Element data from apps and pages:
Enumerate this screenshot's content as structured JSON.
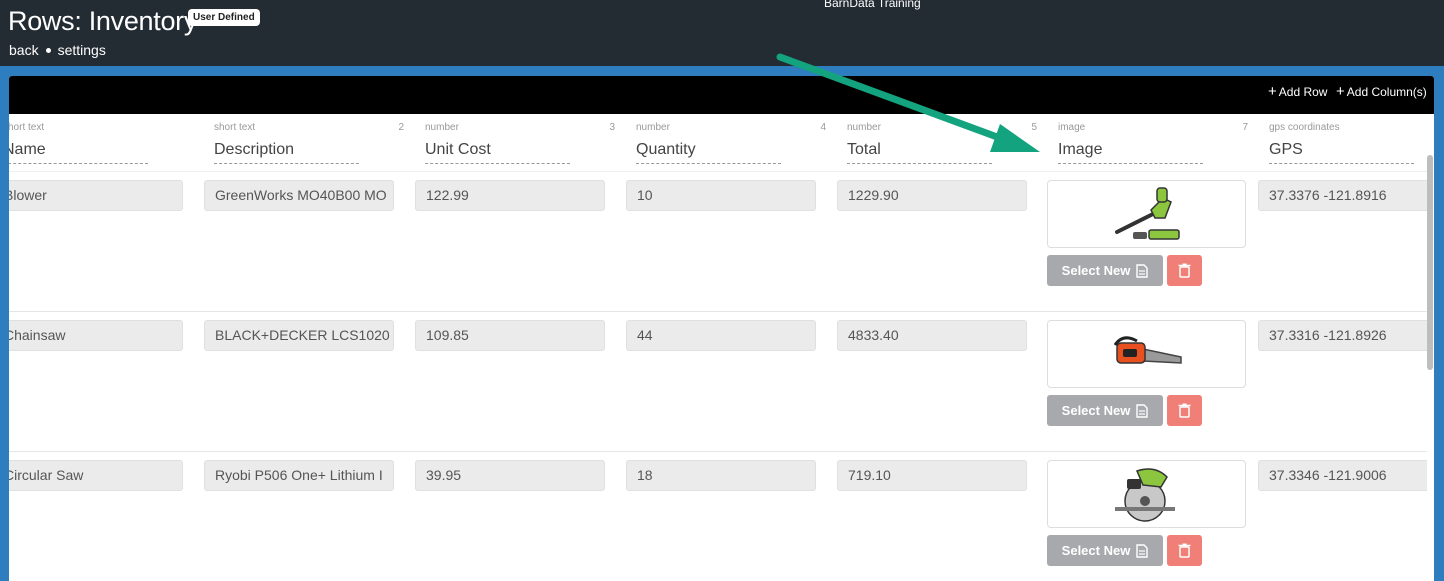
{
  "header": {
    "title": "Rows: Inventory",
    "badge": "User Defined",
    "app_name": "BarnData Training",
    "breadcrumbs": [
      "back",
      "settings"
    ]
  },
  "toolbar": {
    "add_row": "Add Row",
    "add_columns": "Add Column(s)"
  },
  "columns": [
    {
      "type": "short text",
      "num": "",
      "name": "Name"
    },
    {
      "type": "short text",
      "num": "2",
      "name": "Description"
    },
    {
      "type": "number",
      "num": "3",
      "name": "Unit Cost"
    },
    {
      "type": "number",
      "num": "4",
      "name": "Quantity"
    },
    {
      "type": "number",
      "num": "5",
      "name": "Total"
    },
    {
      "type": "image",
      "num": "7",
      "name": "Image"
    },
    {
      "type": "gps coordinates",
      "num": "",
      "name": "GPS"
    }
  ],
  "rows": [
    {
      "name": "Blower",
      "description": "GreenWorks MO40B00 MO",
      "unit_cost": "122.99",
      "quantity": "10",
      "total": "1229.90",
      "image": "leaf-blower",
      "gps": "37.3376 -121.8916"
    },
    {
      "name": "Chainsaw",
      "description": "BLACK+DECKER LCS1020",
      "unit_cost": "109.85",
      "quantity": "44",
      "total": "4833.40",
      "image": "chainsaw",
      "gps": "37.3316 -121.8926"
    },
    {
      "name": "Circular Saw",
      "description": "Ryobi P506 One+ Lithium I",
      "unit_cost": "39.95",
      "quantity": "18",
      "total": "719.10",
      "image": "circular-saw",
      "gps": "37.3346 -121.9006"
    }
  ],
  "image_actions": {
    "select_new": "Select New"
  },
  "colors": {
    "header_bg": "#232b33",
    "blue_band": "#2e7dbf",
    "delete_btn": "#f07f77",
    "select_btn": "#a7a9ac",
    "annotation_arrow": "#13a37f"
  }
}
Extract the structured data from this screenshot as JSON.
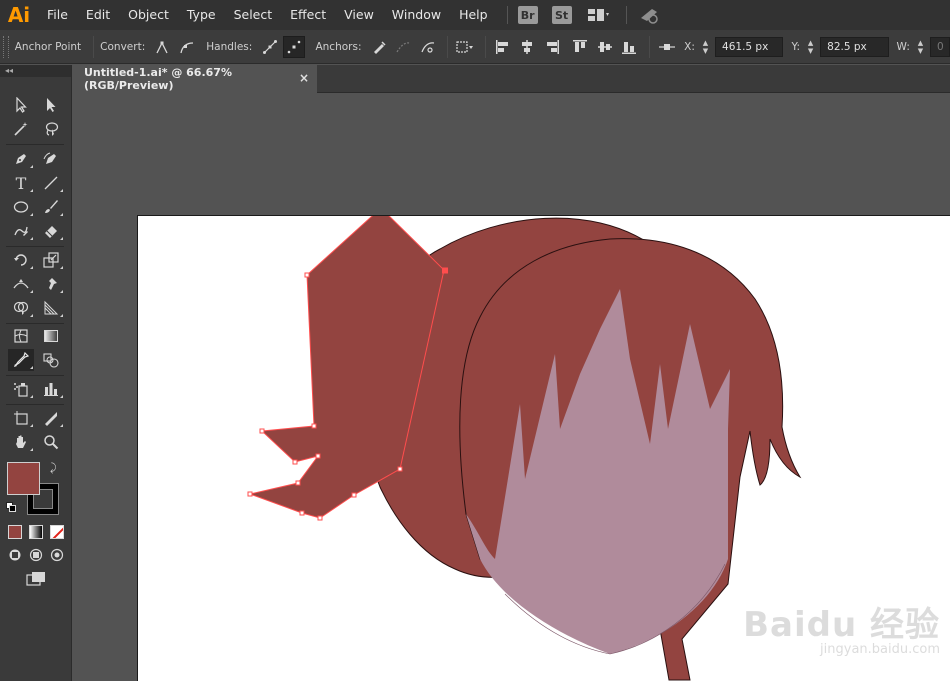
{
  "app": {
    "logo": "Ai"
  },
  "menu": [
    "File",
    "Edit",
    "Object",
    "Type",
    "Select",
    "Effect",
    "View",
    "Window",
    "Help"
  ],
  "bridge_badges": [
    "Br",
    "St"
  ],
  "control": {
    "tool_label": "Anchor Point",
    "convert_label": "Convert:",
    "handles_label": "Handles:",
    "anchors_label": "Anchors:",
    "x_label": "X:",
    "x_value": "461.5 px",
    "y_label": "Y:",
    "y_value": "82.5 px",
    "w_label": "W:",
    "w_value": "0"
  },
  "tab": {
    "title": "Untitled-1.ai* @ 66.67% (RGB/Preview)",
    "close": "×"
  },
  "tools_header": "◂◂",
  "colors": {
    "fill": "#934440",
    "hair": "#934440",
    "face": "#b08b9b",
    "selection": "#ff4d4d",
    "accent": "#ff9a00"
  },
  "watermark": {
    "brand": "Baidu 经验",
    "url": "jingyan.baidu.com"
  }
}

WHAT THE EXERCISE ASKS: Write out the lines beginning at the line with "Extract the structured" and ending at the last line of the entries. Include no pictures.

SOLUTION TO THIS EXERCISE:
Extract the structured data from this screenshot as JSON.
{
  "app": {
    "logo": "Ai"
  },
  "menu": [
    "File",
    "Edit",
    "Object",
    "Type",
    "Select",
    "Effect",
    "View",
    "Window",
    "Help"
  ],
  "bridge_badges": [
    "Br",
    "St"
  ],
  "control": {
    "tool_label": "Anchor Point",
    "convert_label": "Convert:",
    "handles_label": "Handles:",
    "anchors_label": "Anchors:",
    "x_label": "X:",
    "x_value": "461.5 px",
    "y_label": "Y:",
    "y_value": "82.5 px",
    "w_label": "W:",
    "w_value": "0"
  },
  "tab": {
    "title": "Untitled-1.ai* @ 66.67% (RGB/Preview)",
    "close": "×"
  },
  "tools_header": "◂◂",
  "colors": {
    "fill": "#934440",
    "hair": "#934440",
    "face": "#b08b9b",
    "selection": "#ff4d4d",
    "accent": "#ff9a00"
  },
  "watermark": {
    "brand": "Baidu 经验",
    "url": "jingyan.baidu.com"
  }
}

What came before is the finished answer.